## Data extract:
______________________________

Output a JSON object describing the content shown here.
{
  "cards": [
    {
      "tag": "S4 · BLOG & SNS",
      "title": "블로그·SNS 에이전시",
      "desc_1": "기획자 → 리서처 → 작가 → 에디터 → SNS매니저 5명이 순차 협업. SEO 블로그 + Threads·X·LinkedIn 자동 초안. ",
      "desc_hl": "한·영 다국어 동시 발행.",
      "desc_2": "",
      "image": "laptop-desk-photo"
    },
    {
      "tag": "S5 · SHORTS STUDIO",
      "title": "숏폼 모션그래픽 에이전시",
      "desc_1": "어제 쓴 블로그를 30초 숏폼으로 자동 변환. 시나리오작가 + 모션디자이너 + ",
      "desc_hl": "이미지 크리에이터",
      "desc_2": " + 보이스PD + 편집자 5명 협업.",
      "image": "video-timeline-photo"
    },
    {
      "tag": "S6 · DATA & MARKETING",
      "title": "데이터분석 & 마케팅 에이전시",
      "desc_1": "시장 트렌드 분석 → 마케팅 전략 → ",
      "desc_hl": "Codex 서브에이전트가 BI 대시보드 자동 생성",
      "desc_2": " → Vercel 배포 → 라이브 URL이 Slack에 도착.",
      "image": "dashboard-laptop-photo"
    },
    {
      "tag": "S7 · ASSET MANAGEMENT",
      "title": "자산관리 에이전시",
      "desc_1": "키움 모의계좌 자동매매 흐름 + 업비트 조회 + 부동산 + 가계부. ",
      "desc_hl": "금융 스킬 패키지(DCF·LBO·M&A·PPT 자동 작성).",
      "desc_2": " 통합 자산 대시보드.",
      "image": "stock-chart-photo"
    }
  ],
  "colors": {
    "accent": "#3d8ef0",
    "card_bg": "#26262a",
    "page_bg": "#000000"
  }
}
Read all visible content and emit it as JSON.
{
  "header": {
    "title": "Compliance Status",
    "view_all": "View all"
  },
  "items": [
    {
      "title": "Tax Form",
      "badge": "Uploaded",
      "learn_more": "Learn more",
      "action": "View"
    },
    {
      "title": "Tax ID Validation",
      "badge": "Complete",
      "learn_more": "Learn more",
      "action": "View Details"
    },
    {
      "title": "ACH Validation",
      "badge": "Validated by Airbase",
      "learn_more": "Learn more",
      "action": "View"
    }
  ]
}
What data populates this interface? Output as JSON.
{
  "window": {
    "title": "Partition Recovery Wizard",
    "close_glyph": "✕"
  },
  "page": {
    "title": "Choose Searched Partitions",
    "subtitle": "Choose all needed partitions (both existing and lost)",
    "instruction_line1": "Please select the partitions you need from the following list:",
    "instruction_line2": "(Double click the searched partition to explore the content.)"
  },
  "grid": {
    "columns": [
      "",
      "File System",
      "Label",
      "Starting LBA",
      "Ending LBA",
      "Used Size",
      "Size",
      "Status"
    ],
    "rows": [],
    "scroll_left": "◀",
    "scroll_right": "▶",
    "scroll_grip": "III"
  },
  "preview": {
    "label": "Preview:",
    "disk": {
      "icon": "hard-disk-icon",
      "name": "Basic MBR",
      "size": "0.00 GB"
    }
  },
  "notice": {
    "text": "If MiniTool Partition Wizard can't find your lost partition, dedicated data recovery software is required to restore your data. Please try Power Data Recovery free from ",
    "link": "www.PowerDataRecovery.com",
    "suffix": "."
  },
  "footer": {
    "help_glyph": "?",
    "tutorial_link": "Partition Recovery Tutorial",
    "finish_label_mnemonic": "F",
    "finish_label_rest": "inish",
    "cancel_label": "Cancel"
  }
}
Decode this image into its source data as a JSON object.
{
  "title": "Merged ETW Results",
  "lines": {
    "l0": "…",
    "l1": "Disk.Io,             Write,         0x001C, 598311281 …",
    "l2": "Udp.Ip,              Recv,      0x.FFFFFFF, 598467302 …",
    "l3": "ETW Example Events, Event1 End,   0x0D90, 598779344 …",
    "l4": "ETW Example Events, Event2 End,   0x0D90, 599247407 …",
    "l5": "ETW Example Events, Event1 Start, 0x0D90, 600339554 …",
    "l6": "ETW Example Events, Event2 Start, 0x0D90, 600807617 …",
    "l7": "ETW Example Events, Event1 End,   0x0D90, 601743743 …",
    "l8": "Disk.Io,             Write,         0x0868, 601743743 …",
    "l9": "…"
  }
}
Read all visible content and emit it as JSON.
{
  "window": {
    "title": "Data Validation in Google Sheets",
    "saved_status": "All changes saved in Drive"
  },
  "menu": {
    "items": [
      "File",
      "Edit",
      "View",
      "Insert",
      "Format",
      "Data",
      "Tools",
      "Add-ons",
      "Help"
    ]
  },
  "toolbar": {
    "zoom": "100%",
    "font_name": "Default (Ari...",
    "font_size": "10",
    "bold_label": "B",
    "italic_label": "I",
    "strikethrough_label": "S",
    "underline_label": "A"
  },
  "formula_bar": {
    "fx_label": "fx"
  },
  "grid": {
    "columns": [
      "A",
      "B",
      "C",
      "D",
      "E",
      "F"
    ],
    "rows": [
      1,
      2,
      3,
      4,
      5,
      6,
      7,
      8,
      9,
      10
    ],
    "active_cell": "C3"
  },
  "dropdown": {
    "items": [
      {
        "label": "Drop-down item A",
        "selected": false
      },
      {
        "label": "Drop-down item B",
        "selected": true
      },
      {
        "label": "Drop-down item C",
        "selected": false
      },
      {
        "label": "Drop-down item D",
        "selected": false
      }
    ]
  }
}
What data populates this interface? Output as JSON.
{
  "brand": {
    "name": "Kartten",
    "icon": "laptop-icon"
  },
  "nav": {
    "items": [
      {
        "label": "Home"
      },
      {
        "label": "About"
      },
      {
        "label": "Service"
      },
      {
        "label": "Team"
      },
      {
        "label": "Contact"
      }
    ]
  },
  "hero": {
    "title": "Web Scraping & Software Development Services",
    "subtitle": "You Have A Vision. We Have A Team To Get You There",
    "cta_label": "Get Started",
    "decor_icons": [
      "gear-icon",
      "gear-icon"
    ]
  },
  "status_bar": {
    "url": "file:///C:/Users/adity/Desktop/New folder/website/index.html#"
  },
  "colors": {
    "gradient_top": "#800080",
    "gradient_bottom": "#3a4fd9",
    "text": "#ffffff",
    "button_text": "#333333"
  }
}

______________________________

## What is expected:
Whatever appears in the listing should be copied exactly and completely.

## Problem solution:
Output a JSON object describing the content shown here.
{
  "cards": [
    {
      "tag": "S4 · BLOG & SNS",
      "title": "블로그·SNS 에이전시",
      "desc_1": "기획자 → 리서처 → 작가 → 에디터 → SNS매니저 5명이 순차 협업. SEO 블로그 + Threads·X·LinkedIn 자동 초안. ",
      "desc_hl": "한·영 다국어 동시 발행.",
      "desc_2": "",
      "image": "laptop-desk-photo"
    },
    {
      "tag": "S5 · SHORTS STUDIO",
      "title": "숏폼 모션그래픽 에이전시",
      "desc_1": "어제 쓴 블로그를 30초 숏폼으로 자동 변환. 시나리오작가 + 모션디자이너 + ",
      "desc_hl": "이미지 크리에이터",
      "desc_2": " + 보이스PD + 편집자 5명 협업.",
      "image": "video-timeline-photo"
    },
    {
      "tag": "S6 · DATA & MARKETING",
      "title": "데이터분석 & 마케팅 에이전시",
      "desc_1": "시장 트렌드 분석 → 마케팅 전략 → ",
      "desc_hl": "Codex 서브에이전트가 BI 대시보드 자동 생성",
      "desc_2": " → Vercel 배포 → 라이브 URL이 Slack에 도착.",
      "image": "dashboard-laptop-photo"
    },
    {
      "tag": "S7 · ASSET MANAGEMENT",
      "title": "자산관리 에이전시",
      "desc_1": "키움 모의계좌 자동매매 흐름 + 업비트 조회 + 부동산 + 가계부. ",
      "desc_hl": "금융 스킬 패키지(DCF·LBO·M&A·PPT 자동 작성).",
      "desc_2": " 통합 자산 대시보드.",
      "image": "stock-chart-photo"
    }
  ],
  "colors": {
    "accent": "#3d8ef0",
    "card_bg": "#26262a",
    "page_bg": "#000000"
  }
}
Read all visible content and emit it as JSON.
{
  "header": {
    "title": "Compliance Status",
    "view_all": "View all"
  },
  "items": [
    {
      "title": "Tax Form",
      "badge": "Uploaded",
      "learn_more": "Learn more",
      "action": "View"
    },
    {
      "title": "Tax ID Validation",
      "badge": "Complete",
      "learn_more": "Learn more",
      "action": "View Details"
    },
    {
      "title": "ACH Validation",
      "badge": "Validated by Airbase",
      "learn_more": "Learn more",
      "action": "View"
    }
  ]
}
What data populates this interface? Output as JSON.
{
  "window": {
    "title": "Partition Recovery Wizard",
    "close_glyph": "✕"
  },
  "page": {
    "title": "Choose Searched Partitions",
    "subtitle": "Choose all needed partitions (both existing and lost)",
    "instruction_line1": "Please select the partitions you need from the following list:",
    "instruction_line2": "(Double click the searched partition to explore the content.)"
  },
  "grid": {
    "columns": [
      "",
      "File System",
      "Label",
      "Starting LBA",
      "Ending LBA",
      "Used Size",
      "Size",
      "Status"
    ],
    "rows": [],
    "scroll_left": "◀",
    "scroll_right": "▶",
    "scroll_grip": "III"
  },
  "preview": {
    "label": "Preview:",
    "disk": {
      "icon": "hard-disk-icon",
      "name": "Basic MBR",
      "size": "0.00 GB"
    }
  },
  "notice": {
    "text": "If MiniTool Partition Wizard can't find your lost partition, dedicated data recovery software is required to restore your data. Please try Power Data Recovery free from ",
    "link": "www.PowerDataRecovery.com",
    "suffix": "."
  },
  "footer": {
    "help_glyph": "?",
    "tutorial_link": "Partition Recovery Tutorial",
    "finish_label_mnemonic": "F",
    "finish_label_rest": "inish",
    "cancel_label": "Cancel"
  }
}
Decode this image into its source data as a JSON object.
{
  "title": "Merged ETW Results",
  "lines": {
    "l0": "…",
    "l1": "Disk.Io,             Write,         0x001C, 598311281 …",
    "l2": "Udp.Ip,              Recv,      0x.FFFFFFF, 598467302 …",
    "l3": "ETW Example Events, Event1 End,   0x0D90, 598779344 …",
    "l4": "ETW Example Events, Event2 End,   0x0D90, 599247407 …",
    "l5": "ETW Example Events, Event1 Start, 0x0D90, 600339554 …",
    "l6": "ETW Example Events, Event2 Start, 0x0D90, 600807617 …",
    "l7": "ETW Example Events, Event1 End,   0x0D90, 601743743 …",
    "l8": "Disk.Io,             Write,         0x0868, 601743743 …",
    "l9": "…"
  }
}
Read all visible content and emit it as JSON.
{
  "window": {
    "title": "Data Validation in Google Sheets",
    "saved_status": "All changes saved in Drive"
  },
  "menu": {
    "items": [
      "File",
      "Edit",
      "View",
      "Insert",
      "Format",
      "Data",
      "Tools",
      "Add-ons",
      "Help"
    ]
  },
  "toolbar": {
    "zoom": "100%",
    "font_name": "Default (Ari...",
    "font_size": "10",
    "bold_label": "B",
    "italic_label": "I",
    "strikethrough_label": "S",
    "underline_label": "A"
  },
  "formula_bar": {
    "fx_label": "fx"
  },
  "grid": {
    "columns": [
      "A",
      "B",
      "C",
      "D",
      "E",
      "F"
    ],
    "rows": [
      1,
      2,
      3,
      4,
      5,
      6,
      7,
      8,
      9,
      10
    ],
    "active_cell": "C3"
  },
  "dropdown": {
    "items": [
      {
        "label": "Drop-down item A",
        "selected": false
      },
      {
        "label": "Drop-down item B",
        "selected": true
      },
      {
        "label": "Drop-down item C",
        "selected": false
      },
      {
        "label": "Drop-down item D",
        "selected": false
      }
    ]
  }
}
What data populates this interface? Output as JSON.
{
  "brand": {
    "name": "Kartten",
    "icon": "laptop-icon"
  },
  "nav": {
    "items": [
      {
        "label": "Home"
      },
      {
        "label": "About"
      },
      {
        "label": "Service"
      },
      {
        "label": "Team"
      },
      {
        "label": "Contact"
      }
    ]
  },
  "hero": {
    "title": "Web Scraping & Software Development Services",
    "subtitle": "You Have A Vision. We Have A Team To Get You There",
    "cta_label": "Get Started",
    "decor_icons": [
      "gear-icon",
      "gear-icon"
    ]
  },
  "status_bar": {
    "url": "file:///C:/Users/adity/Desktop/New folder/website/index.html#"
  },
  "colors": {
    "gradient_top": "#800080",
    "gradient_bottom": "#3a4fd9",
    "text": "#ffffff",
    "button_text": "#333333"
  }
}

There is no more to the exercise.